Cheap As It Gets
With regard to your article about GPS on the cheap in the April 2006 issue, I am thinking of nominating myself for Bottom Feeder of the Year award for this one. The Apollo 602 loran in my Cessna 182 hasnt worked for awhile. I bought a used Apollo 618 with Form 8130-3 and a spare loran antenna in my first eBay transaction for $82.51 (plus shipping).
The seller didnt bother to insure the item or to ship it overnight, even though I paid for both. It arrived with the antenna poking out through the side of the box because of a poor packing job, the database is seven years old, but it fits right in the panel and it works!
Your article on Twin Comanches in the April issue is excellent. But one note: A full-fuel Twinkie (120 gallons) such as mine has 600 pounds payload, not 500 pounds as stated in the article. It sounds like you may not have taken the tip-tank upgross into account.
The tip-tank STC increases the max gross by 120 pounds because the fuel weight is redistributed across the wing structure. For example, my empty weight is 2450 pounds, 114 gallons of 100LL is 673 pounds which leaves me with 602 pounds payload for a max gross of 3725 pounds. If I didnt have turbos, my full-fuel payload would be closer to 650 pounds.
While were setting the record straight, the Comanche pictured here, which appeared in the article, does indeed belong to Brian Williams but it doesnt have LoPresti cowlings, as incorrectly noted in the caption.
It is obvious that Aviation Consumers goal is to provide pilots with unbiased and accurate information so that they can make proper purchasing decisions. This becomes especially important when considering avionics and aircraft instrumentation. Regarding your October 2005 article on the Sportys attitude indicator, you may wish to inform your readers of the following important factors.
All the attitude indicators you mentioned look the same from the outside; however, its whats on the inside that counts. Although a brief look conducted by an instrument shop may be nice, it is no substitute for qualified and measurable testing. What really counts is performance. I am not aware of any testing data available on the Castleberry gyro.
Mean time between failure (MTBF) provides a rating as to the durability and the lifespan expected from an instrument like an attitude gyro. The Mid-Continent 4300 gyro is rated at 7500 hours MTBF. Thats more than three times that of our nearest competitor, the well-respected L3 attitude indicator. Is there a rating on the Castleberry gyro?
The Mid-Continent Lifesaver gyro has been tested to meet RTCA DOl60d specifications. My research shows that competing products have not conducted similar tests. This is likely an indicator of the components integrity and the long term value that an aircraft owner will receive in normal operations and in the harsh environment of aircraft performance.
This is especially crucial for serious IFR pilots and people who make their living flying aircraft. Although you provided some assurance to your readers of the dependability of Sportys and Castleberry Instruments, it is important to note that Sportys has little or no experience selling aircraft instruments or gyros.

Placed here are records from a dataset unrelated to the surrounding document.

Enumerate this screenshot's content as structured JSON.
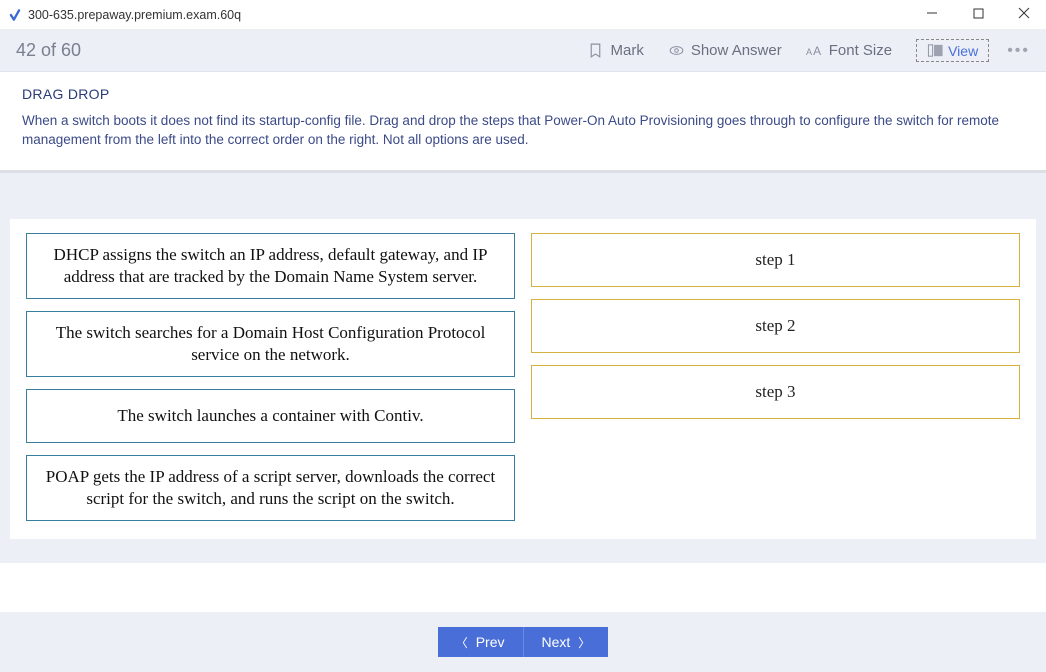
{
  "window": {
    "title": "300-635.prepaway.premium.exam.60q"
  },
  "toolbar": {
    "counter": "42 of 60",
    "mark": "Mark",
    "show_answer": "Show Answer",
    "font_size": "Font Size",
    "view": "View"
  },
  "question": {
    "heading": "DRAG DROP",
    "text": "When a switch boots it does not find its startup-config file. Drag and drop the steps that Power-On Auto Provisioning goes through to configure the switch for remote management from the left into the correct order on the right. Not all options are used."
  },
  "sources": [
    "DHCP assigns the switch an IP address, default gateway, and IP address that are tracked by the Domain Name System server.",
    "The switch searches for a Domain Host Configuration Protocol service on the network.",
    "The switch launches a container with Contiv.",
    "POAP gets the IP address of a script server, downloads the correct script for the switch, and runs the script on the switch."
  ],
  "targets": [
    "step 1",
    "step 2",
    "step 3"
  ],
  "nav": {
    "prev": "Prev",
    "next": "Next"
  }
}
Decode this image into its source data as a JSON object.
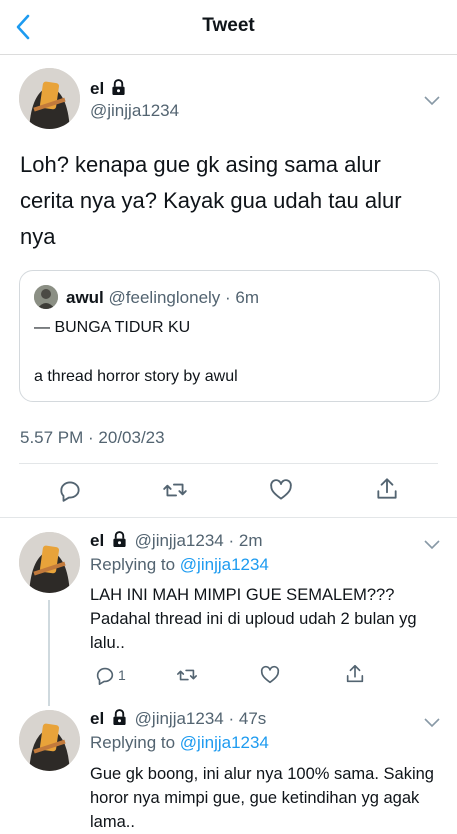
{
  "header": {
    "title": "Tweet"
  },
  "tweet": {
    "author_name": "el",
    "author_handle": "@jinjja1234",
    "text": "Loh? kenapa gue gk asing sama alur cerita nya ya? Kayak gua udah tau alur nya",
    "quote": {
      "name": "awul",
      "handle": "@feelinglonely",
      "time": "6m",
      "line1": "— BUNGA TIDUR KU",
      "line2": "a thread horror story by awul"
    },
    "timestamp": "5.57 PM · 20/03/23"
  },
  "replies": [
    {
      "name": "el",
      "handle": "@jinjja1234",
      "time": "2m",
      "replying_prefix": "Replying to",
      "replying_to": "@jinjja1234",
      "text": "LAH INI MAH MIMPI GUE SEMALEM??? Padahal thread ini di uploud udah 2 bulan yg lalu..",
      "reply_count": "1"
    },
    {
      "name": "el",
      "handle": "@jinjja1234",
      "time": "47s",
      "replying_prefix": "Replying to",
      "replying_to": "@jinjja1234",
      "text": "Gue gk boong, ini alur nya 100% sama. Saking horor nya mimpi gue, gue ketindihan yg agak lama.."
    }
  ],
  "colors": {
    "link": "#1d9bf0",
    "secondary": "#536471"
  },
  "icons": [
    "back-chevron-icon",
    "lock-icon",
    "chevron-down-icon",
    "reply-icon",
    "retweet-icon",
    "like-icon",
    "share-icon"
  ]
}
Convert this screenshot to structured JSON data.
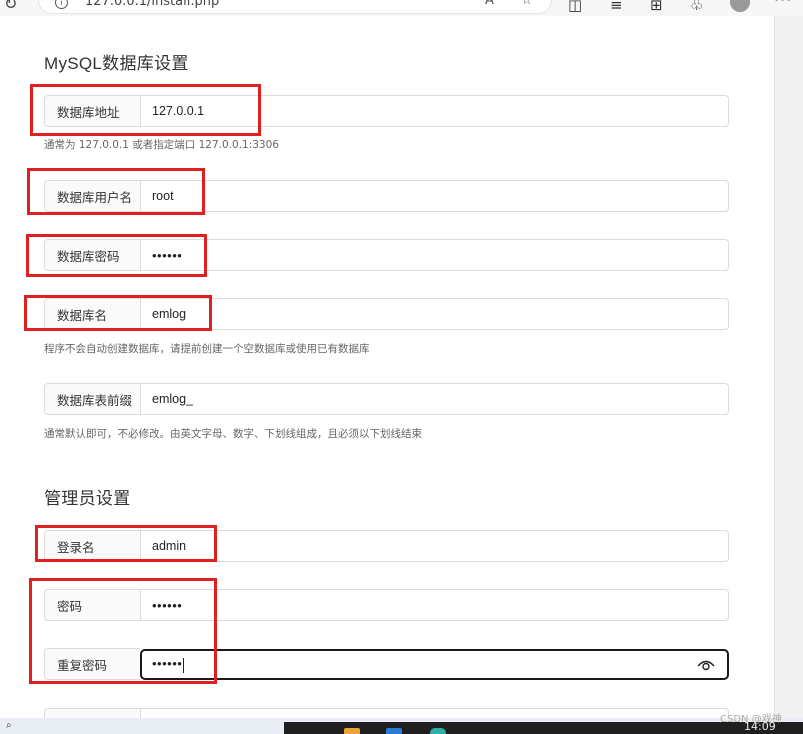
{
  "browser": {
    "url": "127.0.0.1/install.php"
  },
  "mysql": {
    "title": "MySQL数据库设置",
    "host": {
      "label": "数据库地址",
      "value": "127.0.0.1",
      "hint": "通常为 127.0.0.1 或者指定端口 127.0.0.1:3306"
    },
    "user": {
      "label": "数据库用户名",
      "value": "root"
    },
    "password": {
      "label": "数据库密码",
      "value": "••••••"
    },
    "dbname": {
      "label": "数据库名",
      "value": "emlog",
      "hint": "程序不会自动创建数据库，请提前创建一个空数据库或使用已有数据库"
    },
    "prefix": {
      "label": "数据库表前缀",
      "value": "emlog_",
      "hint": "通常默认即可，不必修改。由英文字母、数字、下划线组成，且必须以下划线结束"
    }
  },
  "admin": {
    "title": "管理员设置",
    "login": {
      "label": "登录名",
      "value": "admin"
    },
    "password": {
      "label": "密码",
      "value": "••••••"
    },
    "repeat": {
      "label": "重复密码",
      "value": "••••••"
    }
  },
  "taskbar": {
    "time": "14:09",
    "watermark": "CSDN @戏神"
  },
  "colors": {
    "annotation": "#e02020",
    "focus_border": "#1a1a1a"
  }
}
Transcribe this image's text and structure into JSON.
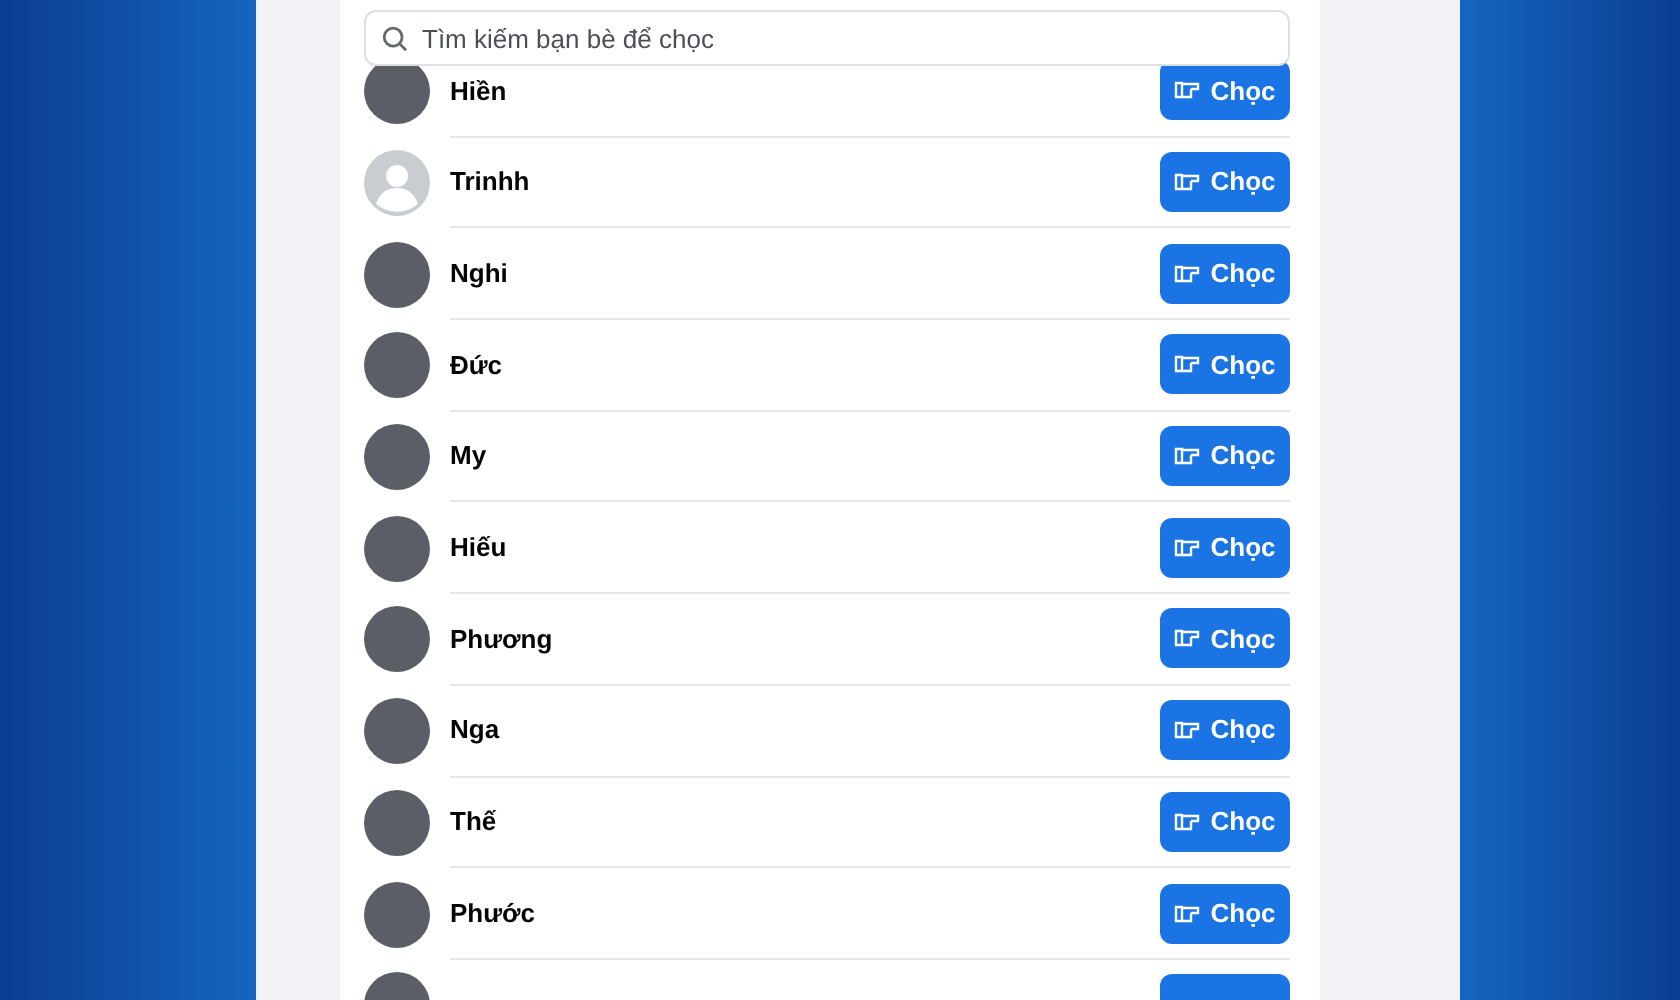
{
  "search": {
    "placeholder": "Tìm kiếm bạn bè để chọc"
  },
  "friends": [
    {
      "name": "Hiền",
      "kind": "photo",
      "button": "Chọc"
    },
    {
      "name": "Trinhh",
      "kind": "default",
      "button": "Chọc"
    },
    {
      "name": "Nghi",
      "kind": "photo",
      "button": "Chọc"
    },
    {
      "name": "Đức",
      "kind": "photo",
      "button": "Chọc"
    },
    {
      "name": "My",
      "kind": "photo",
      "button": "Chọc"
    },
    {
      "name": "Hiếu",
      "kind": "photo",
      "button": "Chọc"
    },
    {
      "name": "Phương",
      "kind": "photo",
      "button": "Chọc"
    },
    {
      "name": "Nga",
      "kind": "photo",
      "button": "Chọc"
    },
    {
      "name": "Thế",
      "kind": "photo",
      "button": "Chọc"
    },
    {
      "name": "Phước",
      "kind": "photo",
      "button": "Chọc"
    },
    {
      "kind": "photo"
    }
  ]
}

They do not have any in-house testing, design or engineering facilities nor is there a repair network set up to support the Castleberry gyro. Mid-Continent operates one of the largest overhaul/exchange facilities in the world and we do not have the manuals required to overhaul, repair or certify the Castleberry gyro. In fact, the Castleberry Company manufacturing this product bears little resemblance to the former overhaul facility and manufacturer that was based in Austin, Texas. It is a new company with a short track record and limited representation in our industry. It is important that every pilot has reliable instrumentation and quality backups for IFR operation.
J. Todd Winter
Mid-Continent Instrument Co.
We asked Sportys and Castleberry to reply to Winters letter. We were told that the Sportys gyro has a two-year warranty, twice that of other instruments in this market. The gyro is certified to TSO C4c and while Castleberry did not conduct extensive MTBF testing, it did so because it believed this would add cost to the product that wouldnt be of value for a back-up gyro.
The contention that Castleberry is new to the business is misleading. While the company has reorganized, it has operated in the same location with many of the same personnel since 1975. Moreover, Sportys has been in business for more than 40 years. For the time being, Castleberry is retaining repair and service work inhouse, but if demand warrants it, the company says it will distribute service documentation to other repair shops.